“There’s been a lot of interest recently in biological products to put on seeds or plants either to replace or complement synthetic chemicals,” Barbercheck said. “These findings could potentially be used to help develop a treatment to apply to plants or to treat seeds before they’re planted. This could then help promote growth and protect the plants from pests and disease.”
According to the researchers, M. robertsii is a fungus that scientists have studied for hundreds of years as a way to control insects. But while researchers knew that the fungus could infect insects and kill them, it wasn’t until about a decade ago that they discovered the fungus was also an endophyte — an organism, such as some bacteria and fungi, that lives within plants without harming them and also potentially can benefit them.
Meanwhile, Barbercheck said there is a large demand for organic livestock products in the U.S. For example, if chicken is going to be labeled as “organic” in the grocery store, it would have needed to consume organic feed, such as corn, throughout its life. For corn to be considered organic, growers must use primarily “physical, mechanical and biological” ways to control pests, weeds and diseases, according to the U.S. Department of Agriculture.

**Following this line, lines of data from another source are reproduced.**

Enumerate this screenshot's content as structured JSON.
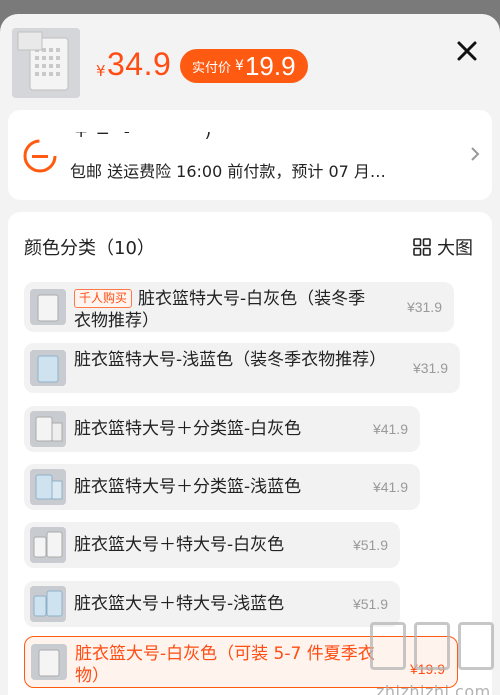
{
  "header": {
    "price_symbol": "¥",
    "price": "34.9",
    "final_label": "实付价",
    "final_symbol": "¥",
    "final_price": "19.9",
    "close_icon": "close-icon"
  },
  "address": {
    "line1_partial": "+ =  ̄   -   ̄  ̄   ̄ ̄ ̄  ̄  ̄  ̄ ‘”)",
    "line2": "包邮  送运费险  16:00 前付款，预计 07 月…",
    "icon": "location-icon"
  },
  "options_panel": {
    "title": "颜色分类（10）",
    "big_view_label": "大图",
    "items": [
      {
        "tag": "千人购买",
        "name": "脏衣篮特大号-白灰色（装冬季衣物推荐）",
        "price": "¥31.9"
      },
      {
        "tag": "",
        "name": "脏衣篮特大号-浅蓝色（装冬季衣物推荐）",
        "price": "¥31.9"
      },
      {
        "tag": "",
        "name": "脏衣篮特大号＋分类篮-白灰色",
        "price": "¥41.9"
      },
      {
        "tag": "",
        "name": "脏衣篮特大号＋分类篮-浅蓝色",
        "price": "¥41.9"
      },
      {
        "tag": "",
        "name": "脏衣篮大号＋特大号-白灰色",
        "price": "¥51.9"
      },
      {
        "tag": "",
        "name": "脏衣篮大号＋特大号-浅蓝色",
        "price": "¥51.9"
      },
      {
        "tag": "",
        "name": "脏衣篮大号-白灰色（可装 5-7 件夏季衣物）",
        "price": "¥19.9"
      }
    ]
  },
  "watermark": {
    "text": "zhizhizhi.com"
  },
  "colors": {
    "accent": "#ff5a12",
    "price": "#ff4d13",
    "panel_bg": "#ffffff",
    "item_bg": "#f2f2f2"
  }
}
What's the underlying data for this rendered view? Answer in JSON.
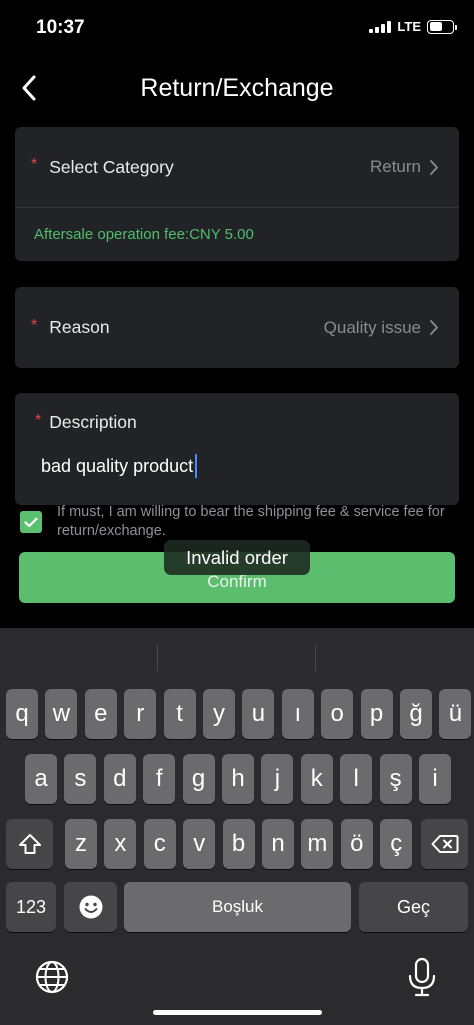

“For grain growers, there are virtually no economical pesticides that they can use,” Barbercheck said. “We were interested in how we can foster the plant’s own ability to tolerate or fight off pests and diseases, and here is this fungus that is common in agricultural environments that we thought might have other benefits, too.”
To test their hypothesis, the research team applied M. robertsii spores to corn seeds before planting both treated and untreated seeds in a greenhouse. Once the seedlings were large enough to have sprouted three or four leaves, the scientists applied C. heterostrophus — the fungus that causes southern corn leaf blight — to both the treated and untreated plants.
Four days later, they measured the seedlings’ height, biomass above the ground, colonization of the plants by M. robertsii and severity of southern corn leaf blight infection.
The researchers found that 74 percent of plants whose seeds had been treated with M. robertsii spores were colonized successfully by that fungus. The maize grown from M. robertsii-treated seeds had less severe southern corn leaf blight, as well as greater height and above-ground biomass, than plants grown from untreated seeds.
Barbercheck said that in the future, she and her colleagues will continue to explore how the fungus interacts with corn — for example, how environmental conditions, such as soil moisture, impact its effects.
“As climate change affects the frequency of droughts and flooding, we want to see how different environments could change how this fungus colonizes and benefits corn,” Barbercheck said. “The research reported in this paper took place under ideal conditions in the lab and in a greenhouse, so we want to take that next step examining it in different environments.”
Imtiaz Ahmad, former postdoctoral research scientist at Penn State; María del Mar Jiménez-Gasco, professor of plant pathology; and Dawn S. Luthe, professor of plant stress biology, also participated in this work.
The U.S. Department of Agriculture’s National Institute of Food and Agriculture and its Organic Transitions program helped support this research.